Under Article 6 of the General Data Protection Regulation (GDPR), you may only process personal information about individuals if at least one of the six legal bases listed in the GDPR for processing applies.
Note: Most businesses primarily rely on "performance of a contract," "consent," "legitimate interests," and "legal obligations." It is less common for businesses to rely on "vital interests" and "public interest."
The six legal bases are:
If you are processing personal information about a user because (a) you have a contract with that user, or (b) that user has asked you to do something as a step toward entering into a contract, like requesting a quote for services, the personal information you process for the purposes of fulfilling that contract or fulfilling that request in order to enter into a contract, the "performance of a contract" legal basis applies to that processing activity.
A contract in this case does not have to be a formally signed document. It just needs to meet the requirements of contract law — where terms have been offered and accepted by the parties, both parties intend for those terms to be legally binding, and there is an exchange for consideration, like money, or anything of value.
If you are not sure if you have a contract, you should consult with an attorney before relying on this legal basis for the associated processing activities.
2. Legal Obligations: Processing personal information to comply with the law.
If you are processing personal information where the overall purpose of that processing is to comply with a legal requirement — including statutory obligations, common law obligations, certain regulatory requirements, and more — the "legal obligation" legal basis applies to that processing activity. This legal basis does not apply to processing to fulfill a contractual obligation.
If you are not sure if legal obligation applies to that processing activity, you should consult with an attorney before relying on this legal basis for the associated processing activities.
3. Vital Interests: Processing personal information to save or protect someone’s life.
If you are processing personal information for matters of life and death, like urgent medical care or humanitarian emergencies, the "vital interests" legal basis may apply.
Please note, this legal basis is very limited in scope. If you are not sure if vital interest applies to that processing activity, you should consult with an attorney before relying on this legal basis for the associated processing activities.
4. Public Interest: Processing personal information to carry out official tasks or functions or other specific tasks in the public interest.
For most Termly customers, this legal basis will not apply to any of your processing activities. While you do not have to be a public authority, generally this legal basis applies to carrying out official tasks or functions in the public interest. The processing activities where this legal basis applies are often the type of tasks a public authority would carry out. Tasks include things like the administration of justice, governmental functions, activities supporting or promoting democratic engagement, and more.
5. Consent: Giving your users ongoing choice as to whether or not you process their personal information.
To process personal information relying on your users’ permission, you must obtain consent. Consent under the GDPR must be a freely given, specific, informed, and an unambiguous indication of your users’ wishes. The user must make a statement or take clear affirmative action that signifies agreement to the processing of personal information for the specific purpose described. It means offering your users real choice and control over how you use their personal information.

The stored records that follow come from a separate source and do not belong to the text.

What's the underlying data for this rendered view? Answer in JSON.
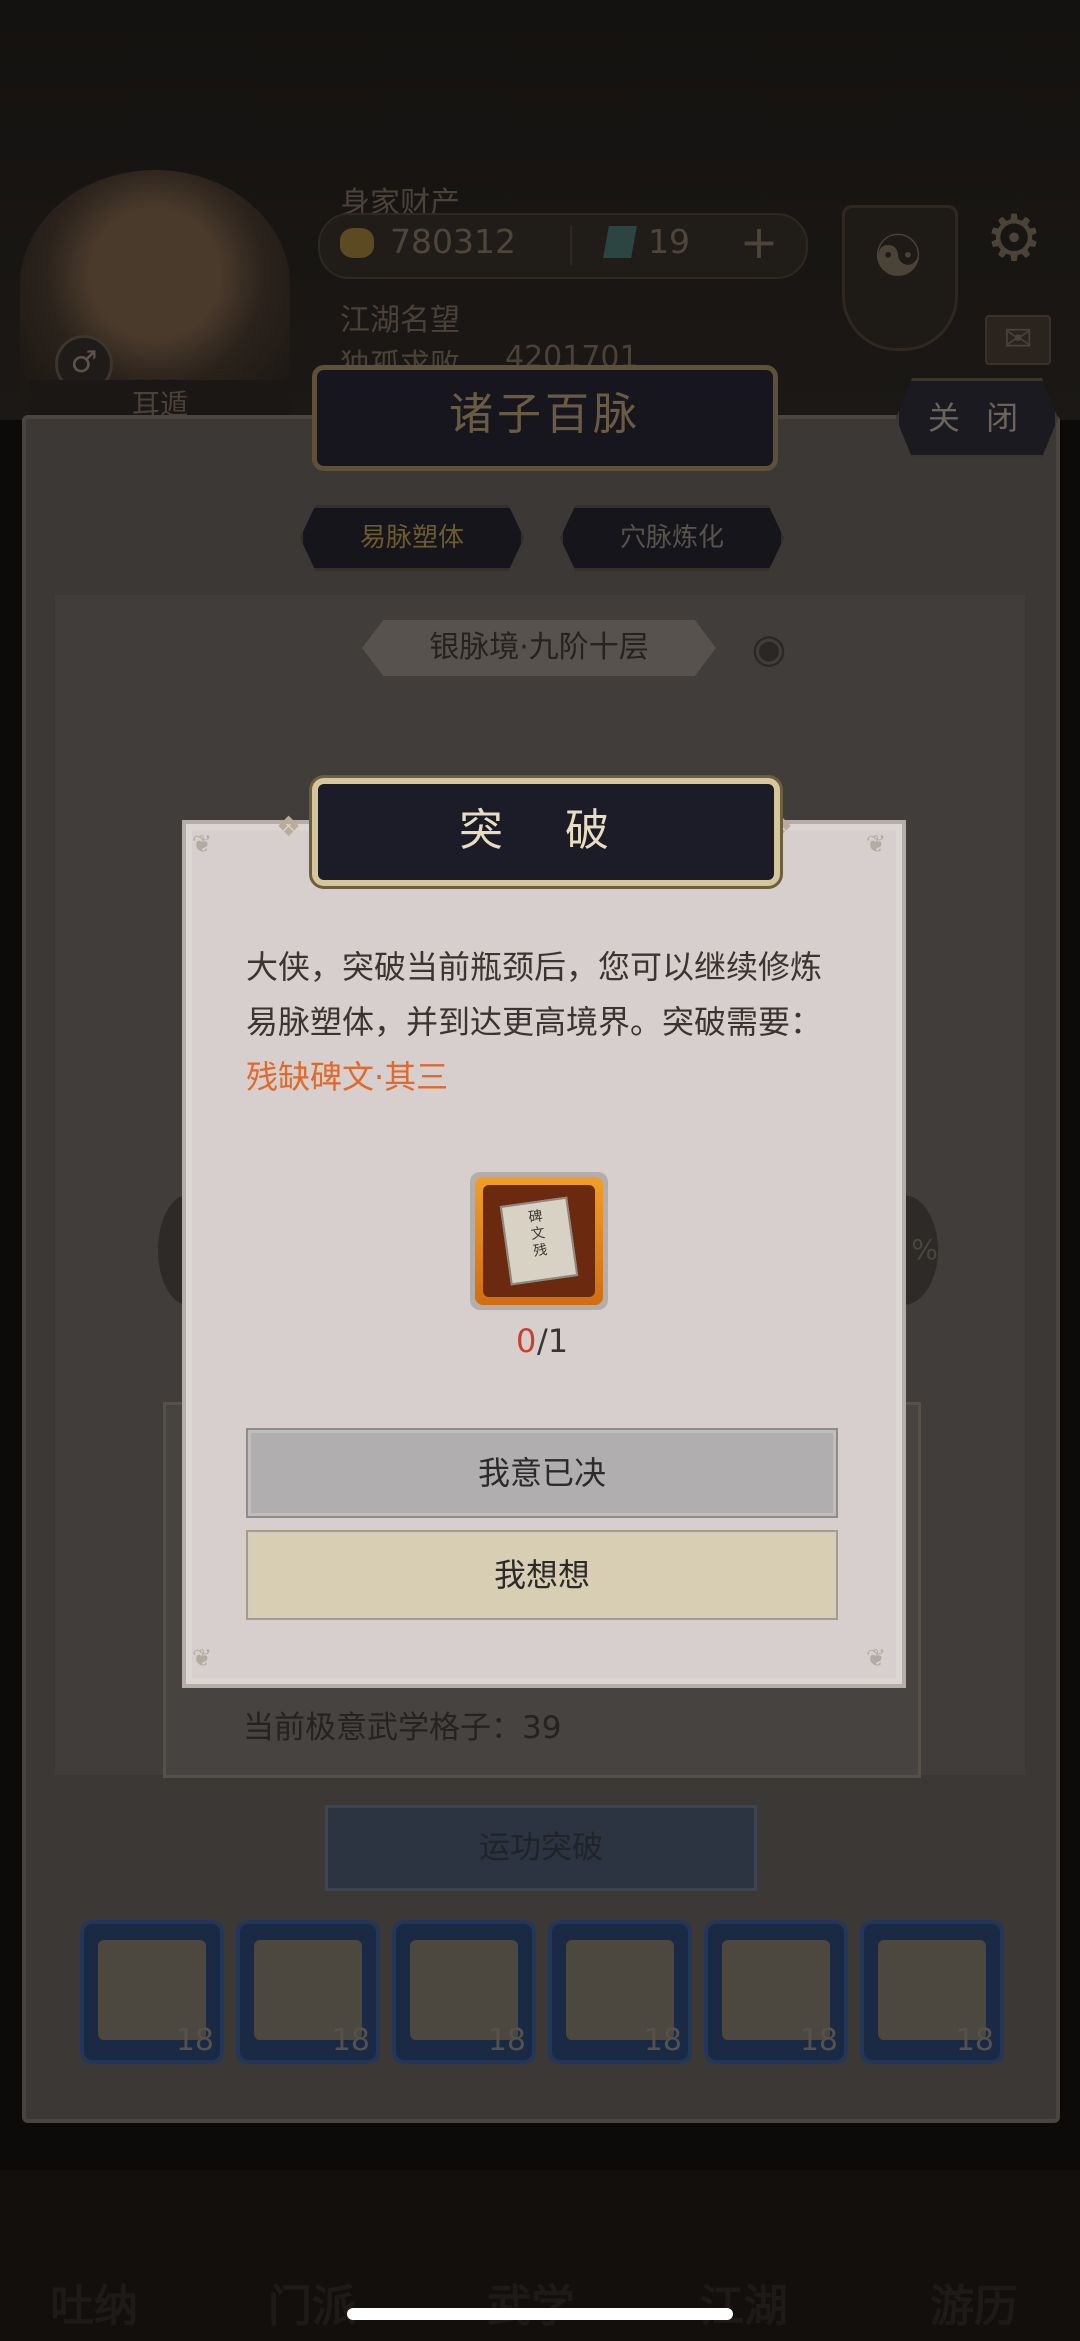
{
  "hud": {
    "assets_label": "身家财产",
    "coins": "780312",
    "gems": "19",
    "reputation_label": "江湖名望",
    "title_line": "独孤求败",
    "title_value": "4201701",
    "left_tab": "耳遁"
  },
  "panel": {
    "title": "诸子百脉",
    "close": "关 闭",
    "tabs": [
      "易脉塑体",
      "穴脉炼化"
    ],
    "realm": "银脉境·九阶十层",
    "side_pct": "%",
    "grid_count": "当前极意武学格子：39",
    "break_button": "运功突破",
    "scroll_counts": [
      "18",
      "18",
      "18",
      "18",
      "18",
      "18"
    ]
  },
  "dialog": {
    "title": "突 破",
    "message": "大侠，突破当前瓶颈后，您可以继续修炼易脉塑体，并到达更高境界。突破需要：",
    "requirement": "残缺碑文·其三",
    "item_have": "0",
    "item_need": "/1",
    "confirm": "我意已决",
    "think": "我想想"
  },
  "nav": [
    "吐纳",
    "门派",
    "武学",
    "江湖",
    "游历"
  ],
  "colors": {
    "accent_orange": "#e0692c",
    "have_red": "#c9402f",
    "title_gold": "#e8dcc1"
  }
}
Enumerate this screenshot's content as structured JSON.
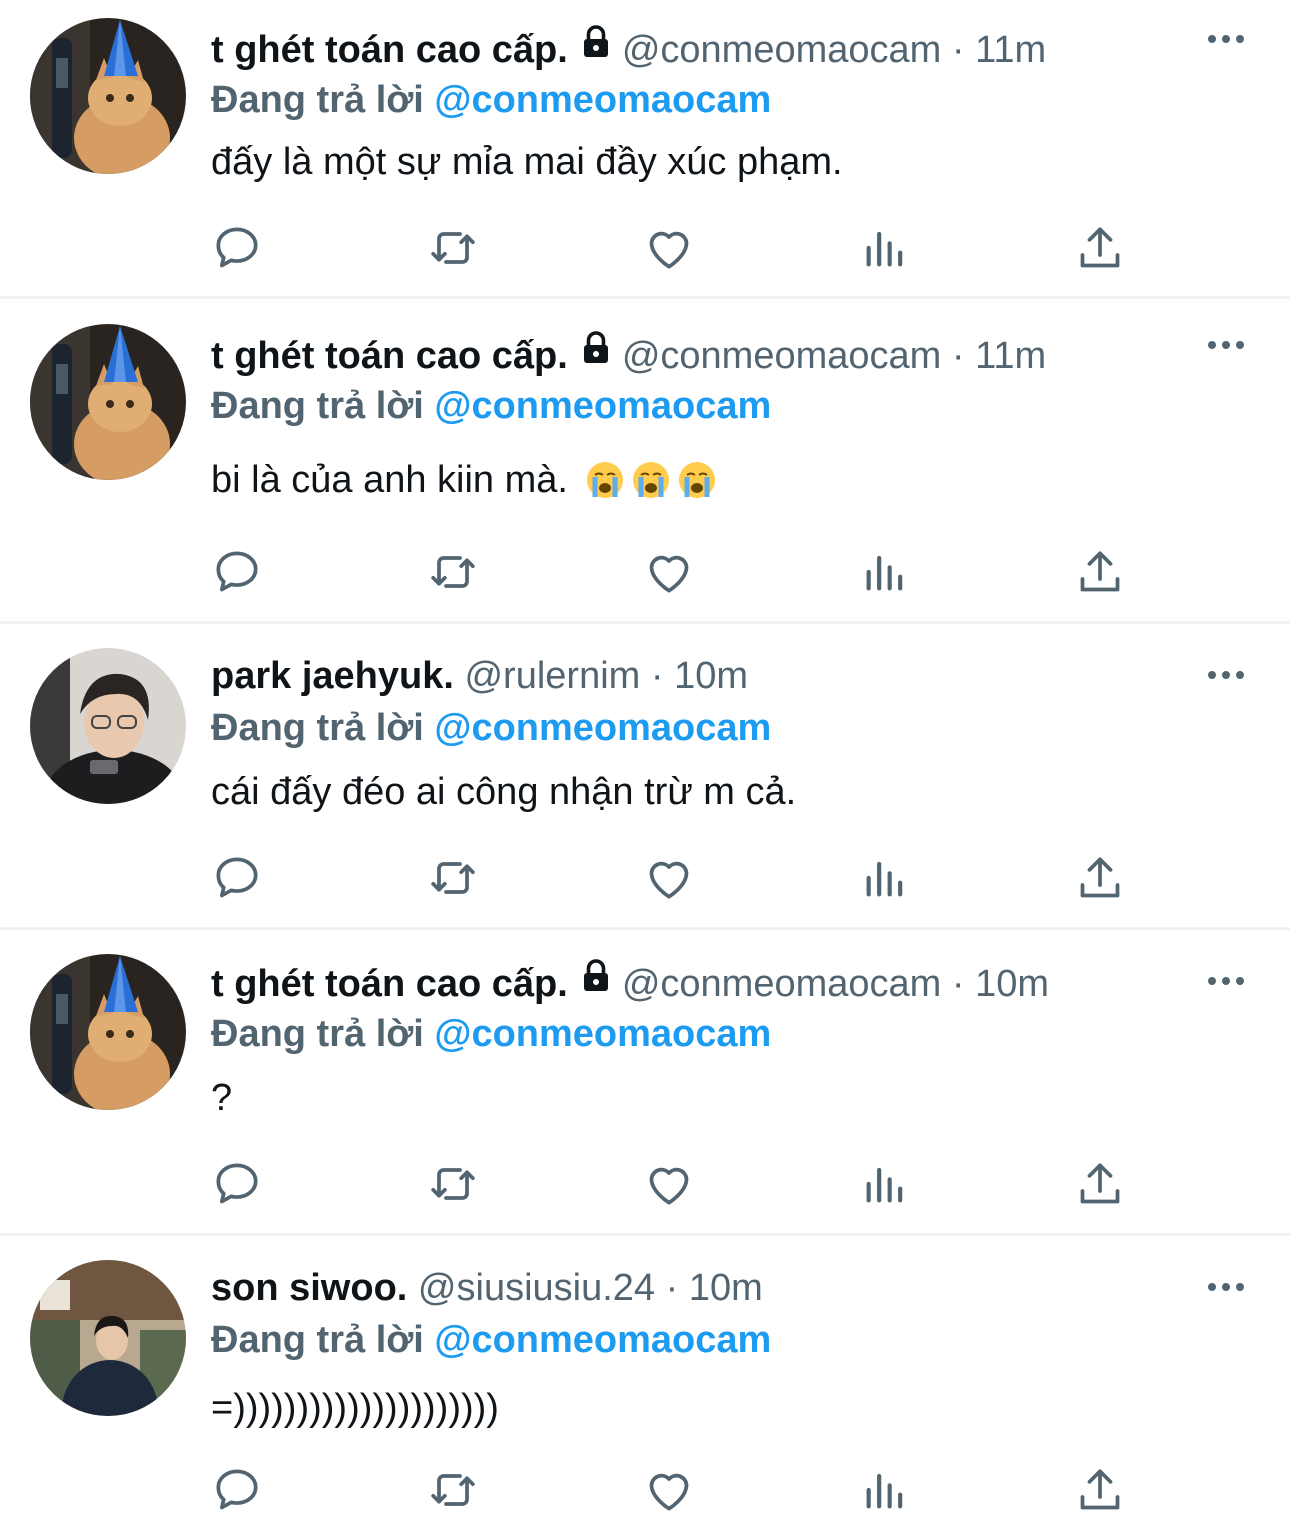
{
  "reply_prefix": "Đang trả lời",
  "colors": {
    "text": "#0f1419",
    "secondary": "#536471",
    "accent": "#1d9bf0",
    "divider": "#eff3f4"
  },
  "icons": [
    "reply-icon",
    "retweet-icon",
    "like-icon",
    "views-icon",
    "share-icon",
    "more-icon",
    "lock-icon"
  ],
  "tweets": [
    {
      "name": "t ghét toán cao cấp.",
      "locked": true,
      "handle": "@conmeomaocam",
      "dot": "·",
      "time": "11m",
      "reply_to": "@conmeomaocam",
      "text": "đấy là một sự mỉa mai đầy xúc phạm.",
      "emoji_count": 0
    },
    {
      "name": "t ghét toán cao cấp.",
      "locked": true,
      "handle": "@conmeomaocam",
      "dot": "·",
      "time": "11m",
      "reply_to": "@conmeomaocam",
      "text": "bi là của anh kiin mà.",
      "emoji": "😭",
      "emoji_count": 3
    },
    {
      "name": "park jaehyuk.",
      "locked": false,
      "handle": "@rulernim",
      "dot": "·",
      "time": "10m",
      "reply_to": "@conmeomaocam",
      "text": "cái đấy đéo ai công nhận trừ m cả.",
      "emoji_count": 0
    },
    {
      "name": "t ghét toán cao cấp.",
      "locked": true,
      "handle": "@conmeomaocam",
      "dot": "·",
      "time": "10m",
      "reply_to": "@conmeomaocam",
      "text": "?",
      "emoji_count": 0
    },
    {
      "name": "son siwoo.",
      "locked": false,
      "handle": "@siusiusiu.24",
      "dot": "·",
      "time": "10m",
      "reply_to": "@conmeomaocam",
      "text": "=)))))))))))))))))))))",
      "emoji_count": 0
    }
  ]
}
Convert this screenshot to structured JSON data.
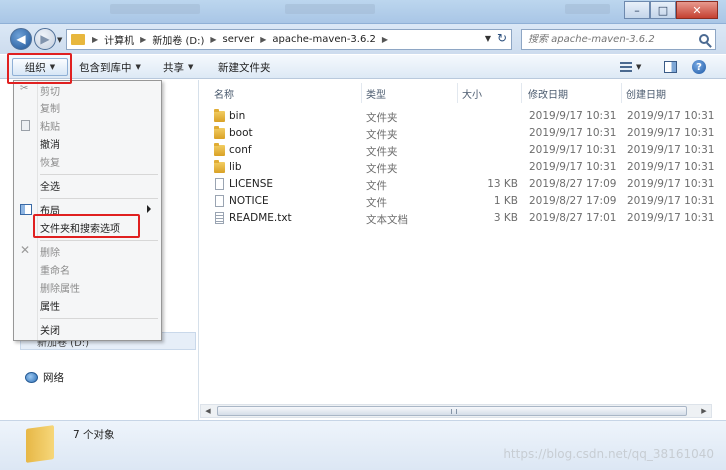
{
  "address": {
    "crumbs": [
      "计算机",
      "新加卷 (D:)",
      "server",
      "apache-maven-3.6.2"
    ],
    "search_placeholder": "搜索 apache-maven-3.6.2"
  },
  "window_buttons": {
    "minimize": "–",
    "maximize": "□",
    "close": "✕"
  },
  "toolbar": {
    "organize": "组织",
    "include_library": "包含到库中",
    "share": "共享",
    "new_folder": "新建文件夹"
  },
  "columns": {
    "name": "名称",
    "type": "类型",
    "size": "大小",
    "modified": "修改日期",
    "created": "创建日期"
  },
  "files": [
    {
      "name": "bin",
      "icon": "folder-icon",
      "type": "文件夹",
      "size": "",
      "modified": "2019/9/17 10:31",
      "created": "2019/9/17 10:31"
    },
    {
      "name": "boot",
      "icon": "folder-icon",
      "type": "文件夹",
      "size": "",
      "modified": "2019/9/17 10:31",
      "created": "2019/9/17 10:31"
    },
    {
      "name": "conf",
      "icon": "folder-icon",
      "type": "文件夹",
      "size": "",
      "modified": "2019/9/17 10:31",
      "created": "2019/9/17 10:31"
    },
    {
      "name": "lib",
      "icon": "folder-icon",
      "type": "文件夹",
      "size": "",
      "modified": "2019/9/17 10:31",
      "created": "2019/9/17 10:31"
    },
    {
      "name": "LICENSE",
      "icon": "file-icon",
      "type": "文件",
      "size": "13 KB",
      "modified": "2019/8/27 17:09",
      "created": "2019/9/17 10:31"
    },
    {
      "name": "NOTICE",
      "icon": "file-icon",
      "type": "文件",
      "size": "1 KB",
      "modified": "2019/8/27 17:09",
      "created": "2019/9/17 10:31"
    },
    {
      "name": "README.txt",
      "icon": "txt-icon",
      "type": "文本文档",
      "size": "3 KB",
      "modified": "2019/8/27 17:01",
      "created": "2019/9/17 10:31"
    }
  ],
  "menu": {
    "cut": "剪切",
    "copy": "复制",
    "paste": "粘贴",
    "undo": "撤消",
    "redo": "恢复",
    "select_all": "全选",
    "layout": "布局",
    "folder_options": "文件夹和搜索选项",
    "delete": "删除",
    "rename": "重命名",
    "remove_props": "删除属性",
    "properties": "属性",
    "close": "关闭"
  },
  "nav": {
    "drive": "新加卷 (D:)",
    "network": "网络"
  },
  "status": {
    "count": "7 个对象"
  },
  "watermark": "https://blog.csdn.net/qq_38161040",
  "colors": {
    "highlight_box": "#e02020",
    "folder": "#e8b73d",
    "chrome": "#cddcee"
  }
}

When you rely on consent, you must consider if you could stop processing upon request if a user withdraws their consent. Under GDPR, users have the right to withdraw consent, and if you are unable to honor those requests, you should not rely on consent as your legal basis for processing.
6. Legitimate Interests: Where you are taking full responsibility for justifying your processing.
You can rely on legitimate interests as a legal basis if your identified interests outweigh the risk imposed on the rights and interests of your data subjects. The legal basis of legitimate interest provides flexibility, but also requires additional work BEFORE you rely on this legal basis to ensure you are applying it appropriately.
How do I know which legal basis I rely on when I process a user’s personal information?
Which basis is most appropriate to use will depend on things like:
The categories of personal information you process.
The reasons you need to process that personal information. For example, if you need to process personal information to process payment for an order and confirm purchase versus to serve targeted advertising to your users.
The nature of your relationship with the relevant data subjects. For example, your legal basis might be different for the personal information you collect about your employees versus the personal information you collect about your customers.
To determine whether your processing activities (i.e., how you collect, use, store, or share personal information) are permitted under GDPR, you need to have a clear picture of the categories of personal information you process and the reasons you need to process that personal information.
Identify each instance where you process personal information for a specific purpose.
Review the purposes of each processing activity and select the appropriate lawful basis or bases for each.
Confirm that each processing activity is necessary. Necessary means more than just useful for accomplishing your purpose, particularly if there are less invasive ways to accomplish the same purpose.
We recommend documenting your decisions on which lawful bases apply so you can demonstrate your compliance effort if needed
Note: Sensitive information requires additional analysis to make sure you are processing the data lawfully under GDPR.